Back in the day, when Doordarshan was the sole news channel, women anchors dressed unfailingly in saris, read the news in their no-nonsense style and became unforgettable. Liberalisation brought an explosion in news outlets and somewhere along the line, the new look for anchors, at least for women on some channels, was deemed to be the bland (and frequently badly-stitched) pant-suit.
In an attempt to ‘give a more contemporary look’ to its flight attendants, Air India is following the path taken by news channels. Its new dress code includes kurtis, churidaars and trousers. While the sari will remain, it will no longer be the national carrier’s sole uniform.
It might seem tempting to write the sari’s obituary. Certainly, it’s easy to see why the more pragmatic and comfortable kurti and churidaar holds such pan national appeal. Yet, according to the ministry of textiles, the sari as a category clocked 8.8% growth in value terms between 1998 and 2006 and is now a nearly Rs 54,000-crore market in India.
On social media, two friends, Ally Matthan and Anju Maudgal Kadam, have launched a #100SariPact to wear saris twice a week in a movement that has quickly won followers who are wearing and posting photos of themselves in six yards of splendour. This, Kadam told BBC Trending, “is not a political statement to reclaim a way to dress because the sari never went away from the Indian psyche.”

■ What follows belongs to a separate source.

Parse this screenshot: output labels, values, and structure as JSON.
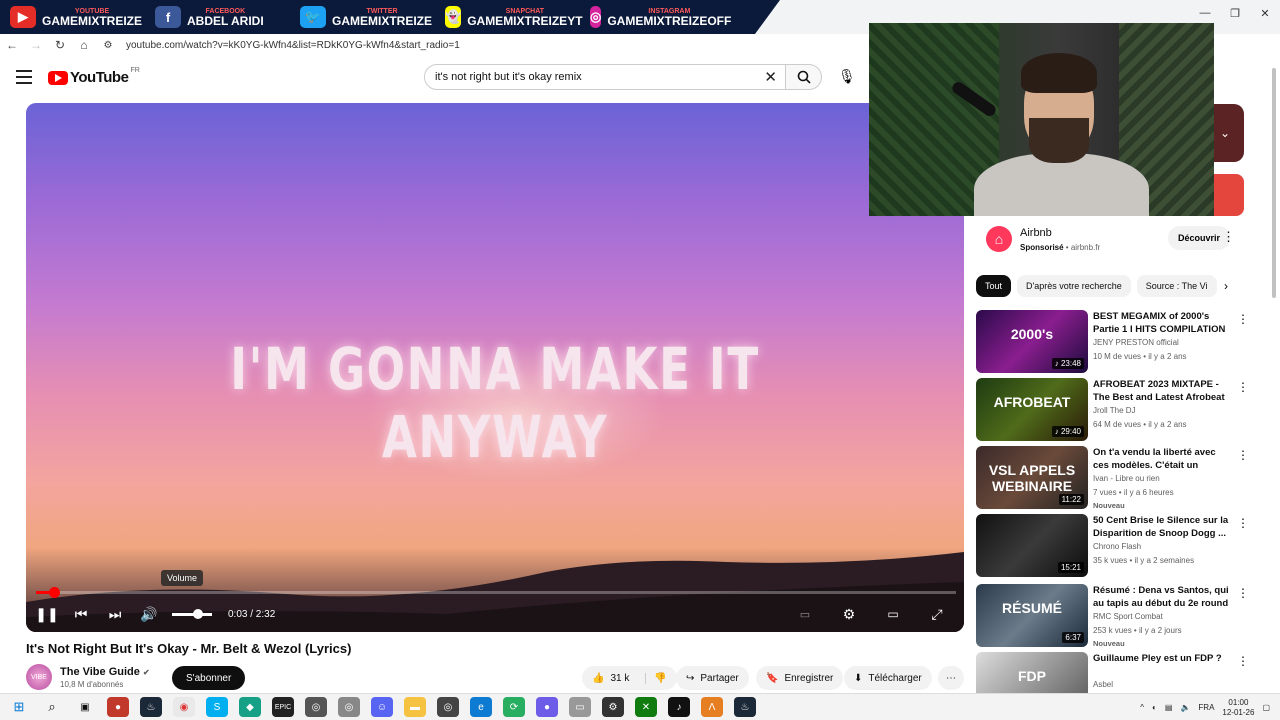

Indeed the sari will never go out of style. Partly this is because of the way it keeps reinventing itself: Pre-stitched saris, newer fabrics like linen and, even, organic cotton and ahimsa silk that extracts yarn from silkworm cocoons without killing off the pupae. From shimmery silks to block-printed handlooms; from the half-sari of the south to the full nine-yards of the west, each sari gathers within its folds the tale of weavers and the aspirations of those who buy them.
The sari endures also because of our conviction that it is the most flattering garment for Indian figures; tucked higher or lower with demure full-sleeved blouses or daring backless ones, it gives women the freedom to decide how much, or not at all, to reveal.
But ultimately the sari will endure because when we Indian women want to dress up, when we attend weddings or festivals, when we want to feel special, the inevitable garment of choice is the sari. We are not the generation of our grandmothers and mothers who wore only saris (yes, even on the beach, alas), but our love and nostalgia for the draped fabric has seeped into our DNA from that lineage.
Most of us treasure our saris because many of them come to us as gifts on special occasions — the first salary of a newly adult daughter, at festivals from our mothers and mothers-in-law and, if you’re lucky like me, from husbands. Most precious of all collection is my mother’s wedding sari, a stunning red and gold temple silk. Back in the day, it cost Rs 500. Now fraying, its value is immeasurable. When I told my mother how much I had paid to get it restored, she rolled her eyes. But for me its value is incalculable because from it springs the new beginning of a life of hope and patience, love and duty.
My relationship with the sari began as a nervous 13-year-old in boarding school where it was mandatory to wear one on festivals. Even in those days of countless safety pins and undisciplined pleats, wearing a sari made me feel feminine and empowered all at once.
Air India’s flight attendants in their churidaars will probably welcome the ease and comfort with which they can now zip up and down the aisles. But for a generation that grew up on the legend of the Maharaja, this is not progress but an indefinable loss.
My grandmother wore only white. When she died, there, as instructed, was the new white sari in which she wanted to be cremated. In life and death it was only the sari for her.
The views expressed are personal.)